Data shown:
-.-.-
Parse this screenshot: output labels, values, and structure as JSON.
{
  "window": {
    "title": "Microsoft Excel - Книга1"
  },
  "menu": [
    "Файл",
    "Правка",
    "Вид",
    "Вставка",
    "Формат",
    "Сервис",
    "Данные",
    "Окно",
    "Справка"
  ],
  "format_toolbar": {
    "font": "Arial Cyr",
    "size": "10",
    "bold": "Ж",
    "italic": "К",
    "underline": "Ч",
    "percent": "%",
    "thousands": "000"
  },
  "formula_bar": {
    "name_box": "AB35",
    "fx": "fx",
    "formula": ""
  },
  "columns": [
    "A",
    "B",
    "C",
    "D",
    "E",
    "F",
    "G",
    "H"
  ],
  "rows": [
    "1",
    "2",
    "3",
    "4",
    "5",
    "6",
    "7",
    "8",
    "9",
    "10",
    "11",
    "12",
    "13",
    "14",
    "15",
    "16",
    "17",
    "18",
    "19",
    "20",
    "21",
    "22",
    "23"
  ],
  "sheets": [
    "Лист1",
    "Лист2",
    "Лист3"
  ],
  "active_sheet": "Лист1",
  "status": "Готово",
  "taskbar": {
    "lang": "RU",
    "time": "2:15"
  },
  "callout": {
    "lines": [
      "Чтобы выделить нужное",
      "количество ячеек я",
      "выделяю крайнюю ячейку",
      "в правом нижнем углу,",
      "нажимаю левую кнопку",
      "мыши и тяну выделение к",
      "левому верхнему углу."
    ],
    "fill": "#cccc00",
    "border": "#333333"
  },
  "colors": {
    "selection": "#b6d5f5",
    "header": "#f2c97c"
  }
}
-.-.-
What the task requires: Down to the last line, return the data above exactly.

Response for this exercise:
Parse this screenshot: output labels, values, and structure as JSON.
{
  "window": {
    "title": "Microsoft Excel - Книга1"
  },
  "menu": [
    "Файл",
    "Правка",
    "Вид",
    "Вставка",
    "Формат",
    "Сервис",
    "Данные",
    "Окно",
    "Справка"
  ],
  "format_toolbar": {
    "font": "Arial Cyr",
    "size": "10",
    "bold": "Ж",
    "italic": "К",
    "underline": "Ч",
    "percent": "%",
    "thousands": "000"
  },
  "formula_bar": {
    "name_box": "AB35",
    "fx": "fx",
    "formula": ""
  },
  "columns": [
    "A",
    "B",
    "C",
    "D",
    "E",
    "F",
    "G",
    "H"
  ],
  "rows": [
    "1",
    "2",
    "3",
    "4",
    "5",
    "6",
    "7",
    "8",
    "9",
    "10",
    "11",
    "12",
    "13",
    "14",
    "15",
    "16",
    "17",
    "18",
    "19",
    "20",
    "21",
    "22",
    "23"
  ],
  "sheets": [
    "Лист1",
    "Лист2",
    "Лист3"
  ],
  "active_sheet": "Лист1",
  "status": "Готово",
  "taskbar": {
    "lang": "RU",
    "time": "2:15"
  },
  "callout": {
    "lines": [
      "Чтобы выделить нужное",
      "количество ячеек я",
      "выделяю крайнюю ячейку",
      "в правом нижнем углу,",
      "нажимаю левую кнопку",
      "мыши и тяну выделение к",
      "левому верхнему углу."
    ],
    "fill": "#cccc00",
    "border": "#333333"
  },
  "colors": {
    "selection": "#b6d5f5",
    "header": "#f2c97c"
  }
}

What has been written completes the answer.